▶ **Task objective**
Could you please return each line of the data that has the word "Выделить"?

▶ **Records for this exercise**
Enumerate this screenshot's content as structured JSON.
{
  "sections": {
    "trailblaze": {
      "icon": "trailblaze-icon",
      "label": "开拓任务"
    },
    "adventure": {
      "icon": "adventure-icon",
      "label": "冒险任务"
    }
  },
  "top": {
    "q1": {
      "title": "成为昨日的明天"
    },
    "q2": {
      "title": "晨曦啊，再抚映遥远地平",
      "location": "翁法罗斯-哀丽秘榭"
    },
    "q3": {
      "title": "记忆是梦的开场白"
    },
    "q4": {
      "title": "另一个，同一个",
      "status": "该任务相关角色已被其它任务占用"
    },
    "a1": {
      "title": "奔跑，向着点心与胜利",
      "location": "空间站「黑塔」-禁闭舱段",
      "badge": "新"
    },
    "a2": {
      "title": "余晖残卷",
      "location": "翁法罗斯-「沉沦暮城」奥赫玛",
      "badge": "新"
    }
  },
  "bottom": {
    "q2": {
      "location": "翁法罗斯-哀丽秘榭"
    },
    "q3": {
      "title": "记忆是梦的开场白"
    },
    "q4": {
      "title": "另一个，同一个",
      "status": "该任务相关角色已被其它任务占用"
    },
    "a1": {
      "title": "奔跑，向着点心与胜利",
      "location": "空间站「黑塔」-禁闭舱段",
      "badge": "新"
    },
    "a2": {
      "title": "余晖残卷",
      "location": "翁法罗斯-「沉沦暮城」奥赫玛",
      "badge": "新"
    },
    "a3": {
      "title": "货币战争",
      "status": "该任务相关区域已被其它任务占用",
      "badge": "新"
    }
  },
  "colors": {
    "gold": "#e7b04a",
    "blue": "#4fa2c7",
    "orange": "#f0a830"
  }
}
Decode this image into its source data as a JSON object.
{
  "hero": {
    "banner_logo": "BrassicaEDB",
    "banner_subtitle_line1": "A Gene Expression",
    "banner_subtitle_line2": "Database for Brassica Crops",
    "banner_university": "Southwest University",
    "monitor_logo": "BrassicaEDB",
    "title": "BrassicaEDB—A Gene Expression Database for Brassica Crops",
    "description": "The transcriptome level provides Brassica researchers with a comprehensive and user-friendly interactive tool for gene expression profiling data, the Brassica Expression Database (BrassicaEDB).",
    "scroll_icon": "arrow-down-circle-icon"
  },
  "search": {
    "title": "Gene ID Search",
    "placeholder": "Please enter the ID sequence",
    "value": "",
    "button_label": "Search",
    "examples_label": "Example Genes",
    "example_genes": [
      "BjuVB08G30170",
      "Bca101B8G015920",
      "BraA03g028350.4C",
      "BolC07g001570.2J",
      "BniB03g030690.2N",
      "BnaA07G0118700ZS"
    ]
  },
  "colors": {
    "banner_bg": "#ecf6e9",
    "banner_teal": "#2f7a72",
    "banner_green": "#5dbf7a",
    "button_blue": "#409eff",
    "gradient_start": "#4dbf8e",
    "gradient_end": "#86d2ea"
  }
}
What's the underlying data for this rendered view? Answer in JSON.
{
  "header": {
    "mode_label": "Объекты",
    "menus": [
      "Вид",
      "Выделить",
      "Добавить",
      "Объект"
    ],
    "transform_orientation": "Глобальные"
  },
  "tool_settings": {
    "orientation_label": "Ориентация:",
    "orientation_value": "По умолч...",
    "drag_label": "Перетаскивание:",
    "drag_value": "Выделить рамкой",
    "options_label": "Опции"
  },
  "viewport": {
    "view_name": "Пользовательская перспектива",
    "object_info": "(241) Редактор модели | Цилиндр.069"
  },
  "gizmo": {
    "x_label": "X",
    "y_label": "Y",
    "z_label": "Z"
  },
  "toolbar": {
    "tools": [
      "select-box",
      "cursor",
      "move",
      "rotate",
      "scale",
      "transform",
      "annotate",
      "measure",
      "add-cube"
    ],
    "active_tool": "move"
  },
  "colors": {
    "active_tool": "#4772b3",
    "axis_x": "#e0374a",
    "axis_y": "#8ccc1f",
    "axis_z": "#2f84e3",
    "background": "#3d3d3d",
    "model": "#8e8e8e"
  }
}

▶ **Finished exercise**
      "Выделить",
    "drag_value": "Выделить рамкой",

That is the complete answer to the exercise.